[Items from an interface collection]
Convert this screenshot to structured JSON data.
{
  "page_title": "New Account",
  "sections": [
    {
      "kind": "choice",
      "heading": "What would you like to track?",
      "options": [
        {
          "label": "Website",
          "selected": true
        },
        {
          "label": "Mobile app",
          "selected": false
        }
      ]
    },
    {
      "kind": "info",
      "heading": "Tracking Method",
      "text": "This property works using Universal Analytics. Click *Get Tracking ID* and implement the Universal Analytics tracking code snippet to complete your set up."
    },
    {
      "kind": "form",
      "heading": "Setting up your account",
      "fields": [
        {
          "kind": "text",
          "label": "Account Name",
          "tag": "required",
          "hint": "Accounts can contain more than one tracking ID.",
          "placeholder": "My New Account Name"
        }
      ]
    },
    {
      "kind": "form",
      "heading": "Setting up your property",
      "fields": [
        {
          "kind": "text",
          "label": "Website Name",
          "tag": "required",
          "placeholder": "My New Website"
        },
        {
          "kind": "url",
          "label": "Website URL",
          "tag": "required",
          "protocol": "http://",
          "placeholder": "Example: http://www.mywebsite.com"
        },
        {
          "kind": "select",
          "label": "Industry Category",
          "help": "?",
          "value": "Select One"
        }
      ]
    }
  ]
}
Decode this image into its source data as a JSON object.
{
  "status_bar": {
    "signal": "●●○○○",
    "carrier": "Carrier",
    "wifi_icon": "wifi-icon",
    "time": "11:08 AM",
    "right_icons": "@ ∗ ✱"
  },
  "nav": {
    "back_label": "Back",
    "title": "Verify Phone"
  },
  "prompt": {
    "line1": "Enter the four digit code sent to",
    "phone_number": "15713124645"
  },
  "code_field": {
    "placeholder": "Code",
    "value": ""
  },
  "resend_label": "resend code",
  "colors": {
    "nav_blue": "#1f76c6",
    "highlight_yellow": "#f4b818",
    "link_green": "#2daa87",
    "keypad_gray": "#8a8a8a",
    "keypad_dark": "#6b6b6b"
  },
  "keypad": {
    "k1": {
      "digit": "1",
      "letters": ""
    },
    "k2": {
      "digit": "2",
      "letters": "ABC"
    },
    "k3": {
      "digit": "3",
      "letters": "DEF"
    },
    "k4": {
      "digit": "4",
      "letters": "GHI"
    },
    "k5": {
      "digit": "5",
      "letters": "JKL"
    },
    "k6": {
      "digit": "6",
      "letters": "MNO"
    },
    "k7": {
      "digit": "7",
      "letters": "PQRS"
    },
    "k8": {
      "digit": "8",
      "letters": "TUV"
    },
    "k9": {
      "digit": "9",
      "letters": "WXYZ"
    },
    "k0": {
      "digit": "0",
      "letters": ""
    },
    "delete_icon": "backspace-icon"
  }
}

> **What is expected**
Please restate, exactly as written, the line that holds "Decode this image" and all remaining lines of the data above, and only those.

> **Exercise answer**
Decode this image into its source data as a JSON object.
{
  "status_bar": {
    "signal": "●●○○○",
    "carrier": "Carrier",
    "wifi_icon": "wifi-icon",
    "time": "11:08 AM",
    "right_icons": "@ ∗ ✱"
  },
  "nav": {
    "back_label": "Back",
    "title": "Verify Phone"
  },
  "prompt": {
    "line1": "Enter the four digit code sent to",
    "phone_number": "15713124645"
  },
  "code_field": {
    "placeholder": "Code",
    "value": ""
  },
  "resend_label": "resend code",
  "colors": {
    "nav_blue": "#1f76c6",
    "highlight_yellow": "#f4b818",
    "link_green": "#2daa87",
    "keypad_gray": "#8a8a8a",
    "keypad_dark": "#6b6b6b"
  },
  "keypad": {
    "k1": {
      "digit": "1",
      "letters": ""
    },
    "k2": {
      "digit": "2",
      "letters": "ABC"
    },
    "k3": {
      "digit": "3",
      "letters": "DEF"
    },
    "k4": {
      "digit": "4",
      "letters": "GHI"
    },
    "k5": {
      "digit": "5",
      "letters": "JKL"
    },
    "k6": {
      "digit": "6",
      "letters": "MNO"
    },
    "k7": {
      "digit": "7",
      "letters": "PQRS"
    },
    "k8": {
      "digit": "8",
      "letters": "TUV"
    },
    "k9": {
      "digit": "9",
      "letters": "WXYZ"
    },
    "k0": {
      "digit": "0",
      "letters": ""
    },
    "delete_icon": "backspace-icon"
  }
}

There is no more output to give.